Michael Esparza, an artist in San Antonio, Texas is taking social media by storm with his interpretation of including food in oil paintings, fast food specifically. The artist, who spend a year studying art in Italy, came back home to Texas in 2012 and realized how much fast food influences Texas culture. After returning home and immediately grabbing Whataburger, Michael stated that the idea of creating original paintings featuring a, “a little bit Bob Ross and a little bit Thomas Kinkade,” came to him after realizing that his favorite fast food joints were a source of comfort and home when he returned to the States.
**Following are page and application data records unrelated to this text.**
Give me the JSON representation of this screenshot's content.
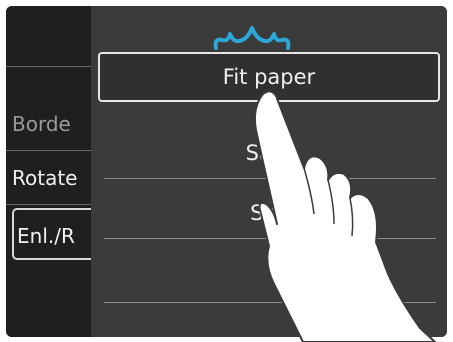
{
  "left_menu": {
    "items": [
      {
        "label": "Borde"
      },
      {
        "label": "Rotate"
      },
      {
        "label": "Enl./R"
      }
    ]
  },
  "overlay_menu": {
    "options": [
      {
        "label": "Fit paper"
      },
      {
        "label": "Sam"
      },
      {
        "label": "Sca"
      }
    ]
  },
  "colors": {
    "accent": "#2ca7d8",
    "screen_bg": "#1b1c1c",
    "overlay_bg": "#3a3b3a"
  }
}
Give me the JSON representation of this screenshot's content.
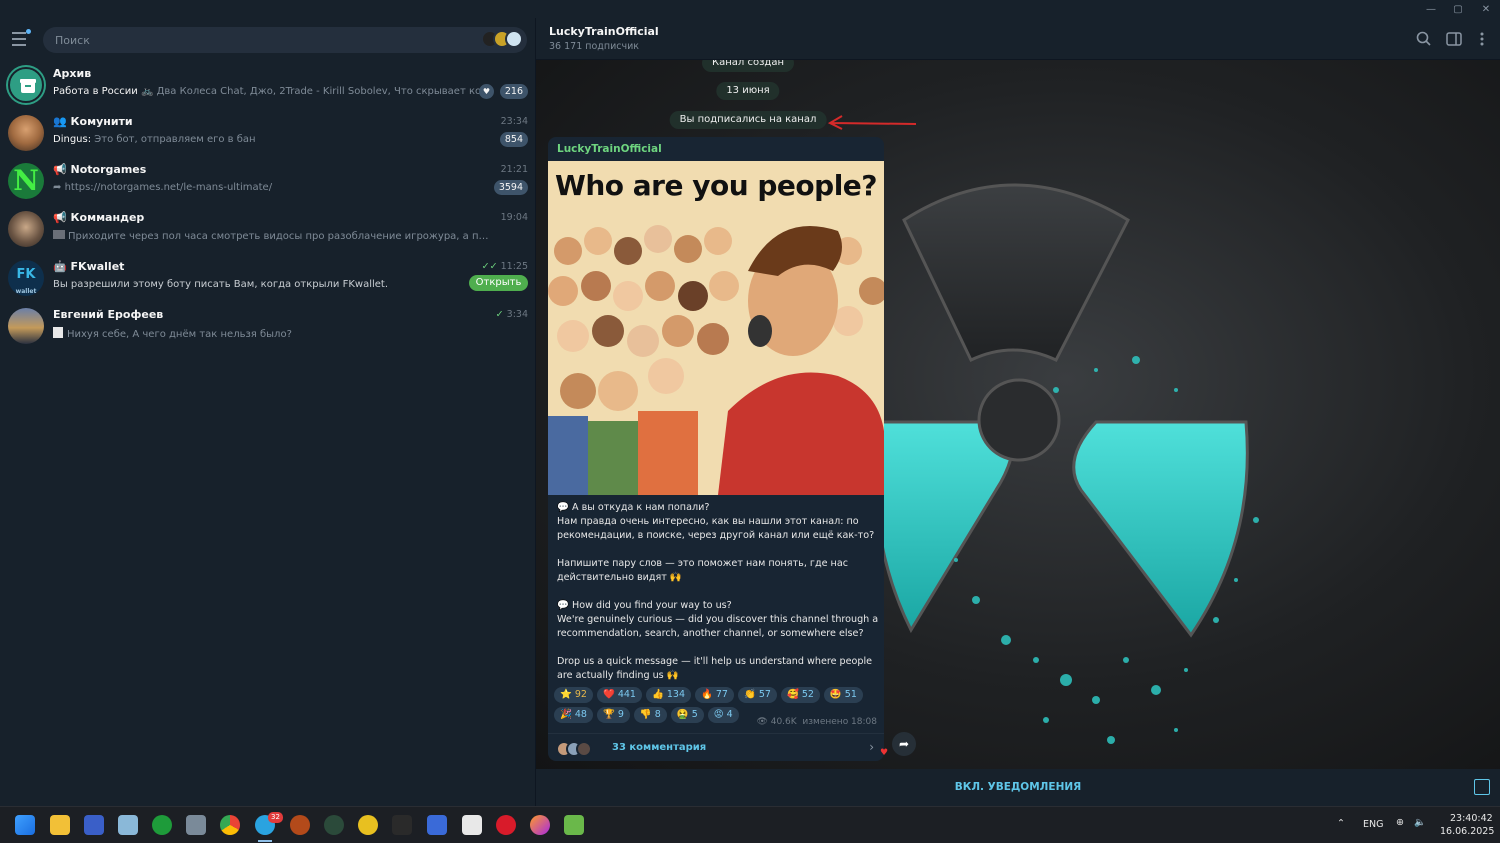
{
  "search": {
    "placeholder": "Поиск"
  },
  "chats": [
    {
      "title": "Архив",
      "preview_bold": "Работа в России",
      "preview": " 🚲 Два Колеса Chat, Джо, 2Trade - Kirill Sobolev, Что скрывает кожа...",
      "badge": "216"
    },
    {
      "title": "Комунити",
      "time": "23:34",
      "sender": "Dingus:",
      "preview": " Это бот, отправляем его в бан",
      "badge": "854"
    },
    {
      "title": "Notorgames",
      "time": "21:21",
      "preview": "https://notorgames.net/le-mans-ultimate/",
      "badge": "3594"
    },
    {
      "title": "Коммандер",
      "time": "19:04",
      "preview": "Приходите через пол часа смотреть видосы про разоблачение игрожура, а потом может в ..."
    },
    {
      "title": "FKwallet",
      "time": "11:25",
      "preview": "Вы разрешили этому боту писать Вам, когда открыли FKwallet.",
      "button": "Открыть"
    },
    {
      "title": "Евгений Ерофеев",
      "time": "3:34",
      "preview": "Нихуя себе, А чего днём так нельзя было?"
    }
  ],
  "channel": {
    "title": "LuckyTrainOfficial",
    "subtitle": "36 171 подписчик"
  },
  "service": {
    "created": "Канал создан",
    "date": "13 июня",
    "subscribed": "Вы подписались на канал"
  },
  "post": {
    "author": "LuckyTrainOfficial",
    "image_title": "Who are you people?",
    "paragraphs": [
      "💬 А вы откуда к нам попали?\nНам правда очень интересно, как вы нашли этот канал: по рекомендации, в поиске, через другой канал или ещё как-то?",
      "Напишите пару слов — это поможет нам понять, где нас действительно видят 🙌",
      "💬 How did you find your way to us?\nWe're genuinely curious — did you discover this channel through a recommendation, search, another channel, or somewhere else?",
      "Drop us a quick message — it'll help us understand where people are actually finding us 🙌"
    ],
    "reactions_row1": [
      {
        "emoji": "⭐",
        "count": "92"
      },
      {
        "emoji": "❤️",
        "count": "441"
      },
      {
        "emoji": "👍",
        "count": "134"
      },
      {
        "emoji": "🔥",
        "count": "77"
      },
      {
        "emoji": "👏",
        "count": "57"
      },
      {
        "emoji": "🥰",
        "count": "52"
      },
      {
        "emoji": "🤩",
        "count": "51"
      }
    ],
    "reactions_row2": [
      {
        "emoji": "🎉",
        "count": "48"
      },
      {
        "emoji": "🏆",
        "count": "9"
      },
      {
        "emoji": "👎",
        "count": "8"
      },
      {
        "emoji": "🤮",
        "count": "5"
      },
      {
        "emoji": "😡",
        "count": "4"
      }
    ],
    "views": "40.6K",
    "edited": "изменено 18:08",
    "comments": "33 комментария"
  },
  "bottom": {
    "notifications": "ВКЛ. УВЕДОМЛЕНИЯ"
  },
  "taskbar": {
    "telegram_badge": "32",
    "lang": "ENG",
    "time": "23:40:42",
    "date": "16.06.2025"
  },
  "colors": {
    "accent": "#5fc6e8",
    "author": "#6ed47f",
    "open_button": "#4fae4e",
    "sidebar": "#17212b"
  }
}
The paintings, which feature Texas hotspots like Bucee’s, Whataburger, Taco Cabana, and Bill Miller’s BBQ, were a way for Michael to share Texas’s big love for state brands. “I wanted to make something that was super Texas, a landscape that was, even more, Texas than the landscape that we have,” he says during an interview with Texas Monthly. “A lot of people I would talk to in Europe, they would tell me what they thought Texas looked like. So I wanted to make those landscapes like what they thought, but also, as a person from here, I wanted to make them even more Texas. It’s like Texas squared.”
Michael started selling his work at a local art market once he got home from Italy, sharing his original oil on canvas paintings with art lovers. He opened up his own Etsy shop online this past May, selling about one painting a month. That is until the internet found out about his food art. While he does not sell the originals on Etsy, food & drink lovers may buy prints of his Texas works.
You can find his one of a kind fine art on his Etsy page, with art prints ranging from $25 for an 8×10 print to $85 for an 18×24 print. There’s no need to have a degree in art history to enjoy these food paintings. Just a love for a Monterey Melt and beaver nuggets.